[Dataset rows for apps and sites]
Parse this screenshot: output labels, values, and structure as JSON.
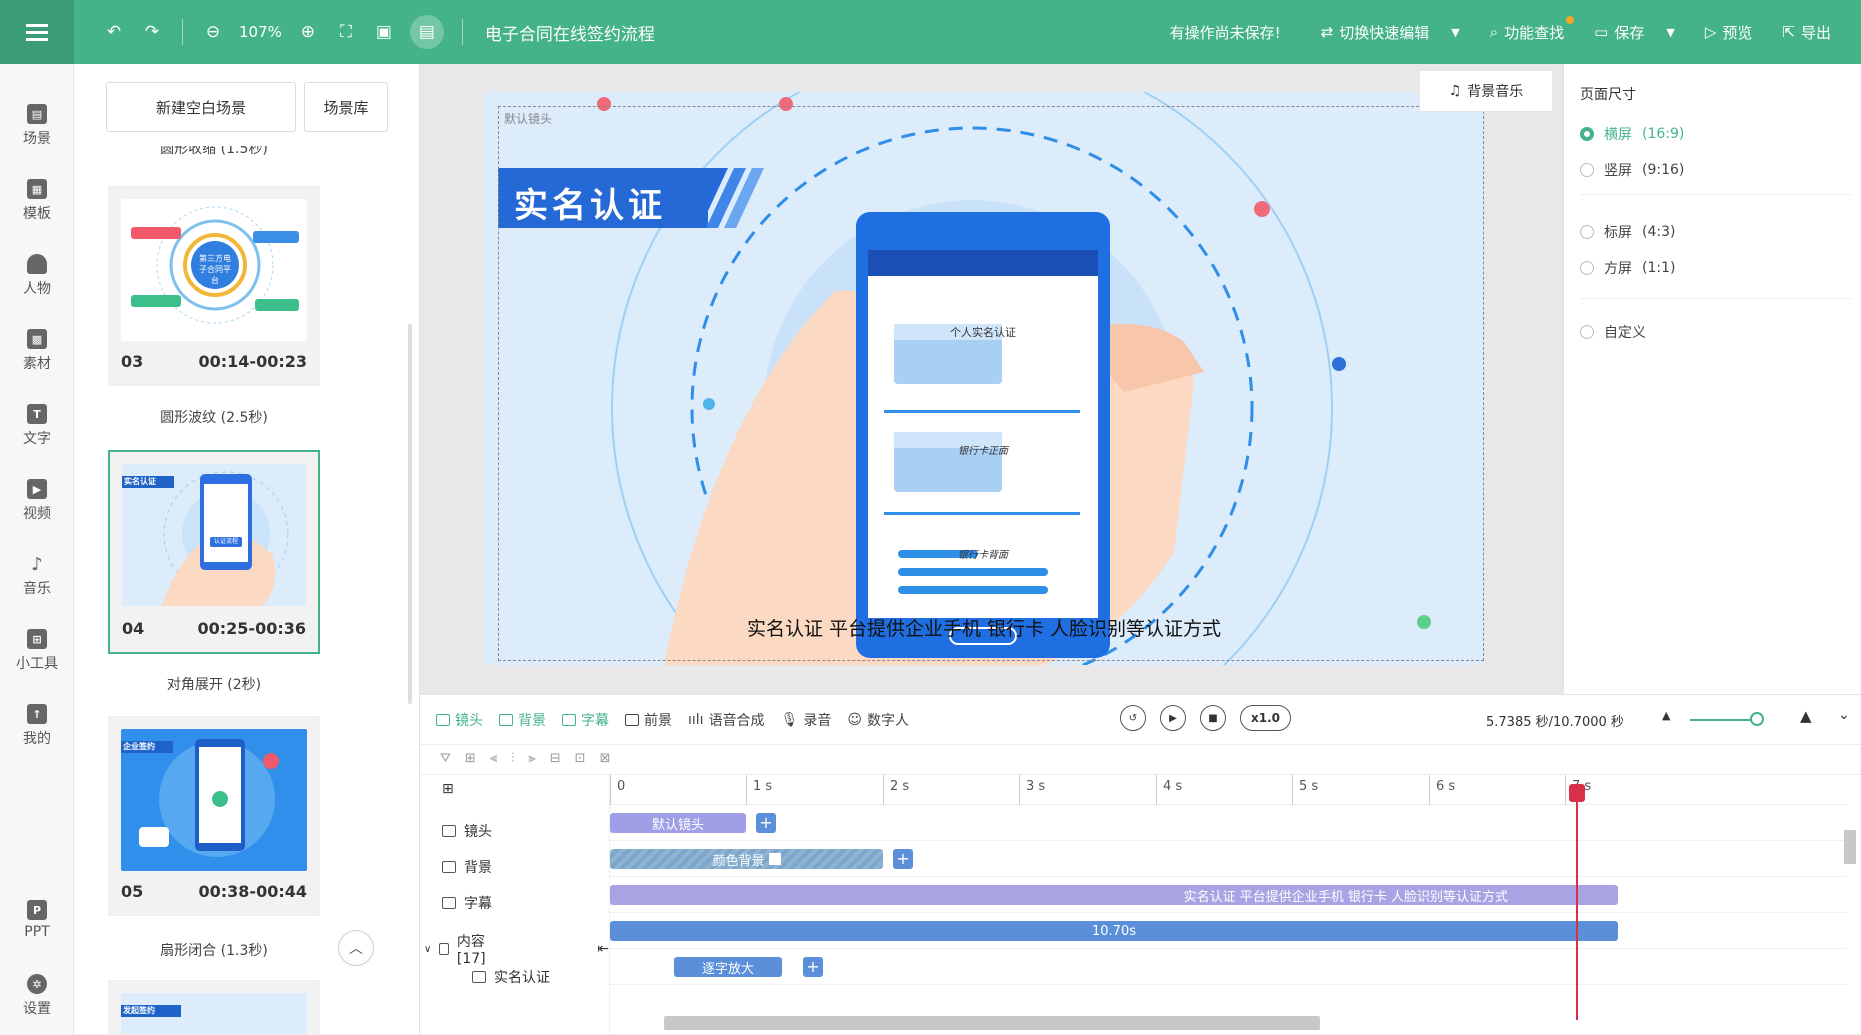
{
  "topbar": {
    "zoom": "107%",
    "doc_title": "电子合同在线签约流程",
    "unsaved": "有操作尚未保存!",
    "switch_label": "切换快速编辑",
    "find_label": "功能查找",
    "save_label": "保存",
    "preview_label": "预览",
    "export_label": "导出"
  },
  "nav": [
    {
      "label": "场景",
      "icon": "scene-icon"
    },
    {
      "label": "模板",
      "icon": "template-icon"
    },
    {
      "label": "人物",
      "icon": "person-icon"
    },
    {
      "label": "素材",
      "icon": "material-icon"
    },
    {
      "label": "文字",
      "icon": "text-icon"
    },
    {
      "label": "视频",
      "icon": "video-icon"
    },
    {
      "label": "音乐",
      "icon": "music-icon"
    },
    {
      "label": "小工具",
      "icon": "toolbox-icon"
    },
    {
      "label": "我的",
      "icon": "upload-icon"
    },
    {
      "label": "PPT",
      "icon": "ppt-icon"
    },
    {
      "label": "设置",
      "icon": "gear-icon"
    }
  ],
  "scenes": {
    "new_blank": "新建空白场景",
    "library": "场景库",
    "top_transition": "圆形收缩 (1.5秒)",
    "cards": [
      {
        "num": "03",
        "time": "00:14-00:23",
        "transition": "圆形波纹 (2.5秒)",
        "hub_label": "第三方电子合同平台"
      },
      {
        "num": "04",
        "time": "00:25-00:36",
        "transition": "对角展开 (2秒)",
        "badge": "实名认证",
        "button": "认证流程"
      },
      {
        "num": "05",
        "time": "00:38-00:44",
        "transition": "扇形闭合 (1.3秒)",
        "badge": "企业签约"
      },
      {
        "badge": "发起签约"
      }
    ]
  },
  "canvas": {
    "camera_label": "默认镜头",
    "bgm_label": "背景音乐",
    "badge_title": "实名认证",
    "phone": {
      "header": "个人实名认证",
      "card_front": "银行卡正面",
      "card_back": "银行卡背面"
    },
    "subtitle": "实名认证  平台提供企业手机 银行卡 人脸识别等认证方式"
  },
  "page_size": {
    "title": "页面尺寸",
    "options": [
      {
        "label": "横屏",
        "ratio": "(16:9)",
        "selected": true
      },
      {
        "label": "竖屏",
        "ratio": "(9:16)",
        "selected": false
      },
      {
        "label": "标屏",
        "ratio": "(4:3)",
        "selected": false
      },
      {
        "label": "方屏",
        "ratio": "(1:1)",
        "selected": false
      },
      {
        "label": "自定义",
        "ratio": "",
        "selected": false
      }
    ]
  },
  "timeline": {
    "tools": [
      "镜头",
      "背景",
      "字幕",
      "前景",
      "语音合成",
      "录音",
      "数字人"
    ],
    "speed": "x1.0",
    "time": "5.7385 秒/10.7000 秒",
    "ruler": [
      "0",
      "1 s",
      "2 s",
      "3 s",
      "4 s",
      "5 s",
      "6 s",
      "7 s"
    ],
    "rows": [
      {
        "label": "镜头",
        "clip": "默认镜头"
      },
      {
        "label": "背景",
        "clip": "颜色背景"
      },
      {
        "label": "字幕",
        "clip": "实名认证  平台提供企业手机 银行卡 人脸识别等认证方式"
      },
      {
        "label": "内容 [17]",
        "clip": "10.70s"
      },
      {
        "label": "实名认证",
        "clip": "逐字放大"
      }
    ]
  },
  "colors": {
    "brand": "#44b389",
    "playhead": "#d9304a"
  }
}
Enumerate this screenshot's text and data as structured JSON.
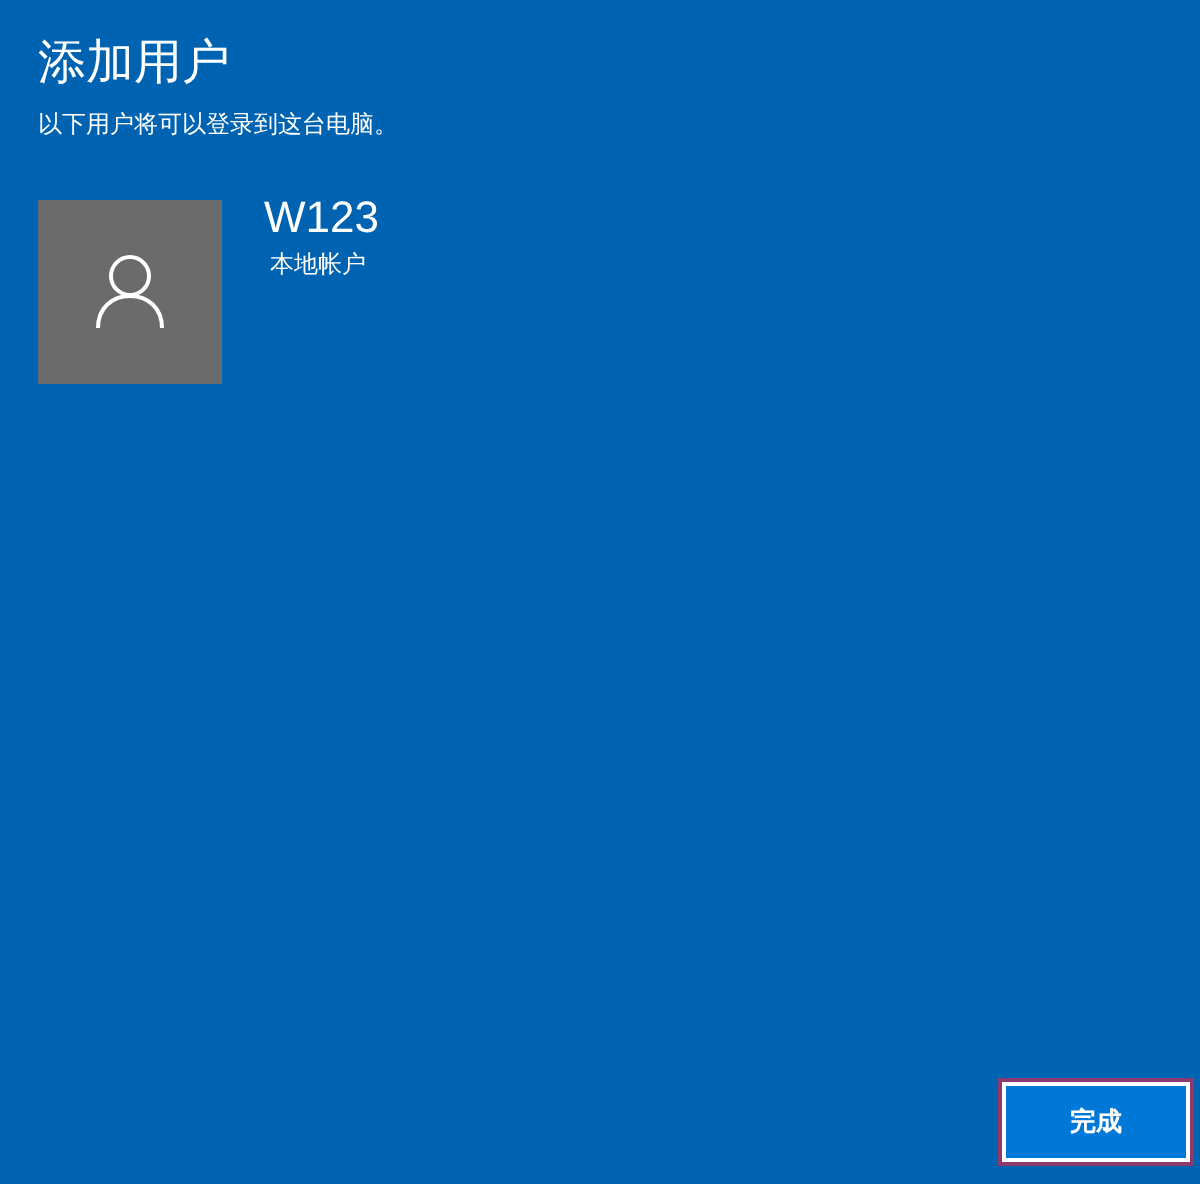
{
  "title": "添加用户",
  "subtitle": "以下用户将可以登录到这台电脑。",
  "users": [
    {
      "name": "W123",
      "account_type": "本地帐户"
    }
  ],
  "finish_button": {
    "label": "完成",
    "focused": true
  }
}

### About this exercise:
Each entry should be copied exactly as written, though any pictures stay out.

### Result of the task:
Parse this screenshot: output labels, values, and structure as JSON.
{
  "topbar": {
    "zoom": "107%",
    "doc_title": "电子合同在线签约流程",
    "unsaved": "有操作尚未保存!",
    "switch_label": "切换快速编辑",
    "find_label": "功能查找",
    "save_label": "保存",
    "preview_label": "预览",
    "export_label": "导出"
  },
  "nav": [
    {
      "label": "场景",
      "icon": "scene-icon"
    },
    {
      "label": "模板",
      "icon": "template-icon"
    },
    {
      "label": "人物",
      "icon": "person-icon"
    },
    {
      "label": "素材",
      "icon": "material-icon"
    },
    {
      "label": "文字",
      "icon": "text-icon"
    },
    {
      "label": "视频",
      "icon": "video-icon"
    },
    {
      "label": "音乐",
      "icon": "music-icon"
    },
    {
      "label": "小工具",
      "icon": "toolbox-icon"
    },
    {
      "label": "我的",
      "icon": "upload-icon"
    },
    {
      "label": "PPT",
      "icon": "ppt-icon"
    },
    {
      "label": "设置",
      "icon": "gear-icon"
    }
  ],
  "scenes": {
    "new_blank": "新建空白场景",
    "library": "场景库",
    "top_transition": "圆形收缩 (1.5秒)",
    "cards": [
      {
        "num": "03",
        "time": "00:14-00:23",
        "transition": "圆形波纹 (2.5秒)",
        "hub_label": "第三方电子合同平台"
      },
      {
        "num": "04",
        "time": "00:25-00:36",
        "transition": "对角展开 (2秒)",
        "badge": "实名认证",
        "button": "认证流程"
      },
      {
        "num": "05",
        "time": "00:38-00:44",
        "transition": "扇形闭合 (1.3秒)",
        "badge": "企业签约"
      },
      {
        "badge": "发起签约"
      }
    ]
  },
  "canvas": {
    "camera_label": "默认镜头",
    "bgm_label": "背景音乐",
    "badge_title": "实名认证",
    "phone": {
      "header": "个人实名认证",
      "card_front": "银行卡正面",
      "card_back": "银行卡背面"
    },
    "subtitle": "实名认证  平台提供企业手机 银行卡 人脸识别等认证方式"
  },
  "page_size": {
    "title": "页面尺寸",
    "options": [
      {
        "label": "横屏",
        "ratio": "(16:9)",
        "selected": true
      },
      {
        "label": "竖屏",
        "ratio": "(9:16)",
        "selected": false
      },
      {
        "label": "标屏",
        "ratio": "(4:3)",
        "selected": false
      },
      {
        "label": "方屏",
        "ratio": "(1:1)",
        "selected": false
      },
      {
        "label": "自定义",
        "ratio": "",
        "selected": false
      }
    ]
  },
  "timeline": {
    "tools": [
      "镜头",
      "背景",
      "字幕",
      "前景",
      "语音合成",
      "录音",
      "数字人"
    ],
    "speed": "x1.0",
    "time": "5.7385 秒/10.7000 秒",
    "ruler": [
      "0",
      "1 s",
      "2 s",
      "3 s",
      "4 s",
      "5 s",
      "6 s",
      "7 s"
    ],
    "rows": [
      {
        "label": "镜头",
        "clip": "默认镜头"
      },
      {
        "label": "背景",
        "clip": "颜色背景"
      },
      {
        "label": "字幕",
        "clip": "实名认证  平台提供企业手机 银行卡 人脸识别等认证方式"
      },
      {
        "label": "内容 [17]",
        "clip": "10.70s"
      },
      {
        "label": "实名认证",
        "clip": "逐字放大"
      }
    ]
  },
  "colors": {
    "brand": "#44b389",
    "playhead": "#d9304a"
  }
}
Enumerate this screenshot's text and data as structured JSON.
{
  "title": "添加用户",
  "subtitle": "以下用户将可以登录到这台电脑。",
  "users": [
    {
      "name": "W123",
      "account_type": "本地帐户"
    }
  ],
  "finish_button": {
    "label": "完成",
    "focused": true
  }
}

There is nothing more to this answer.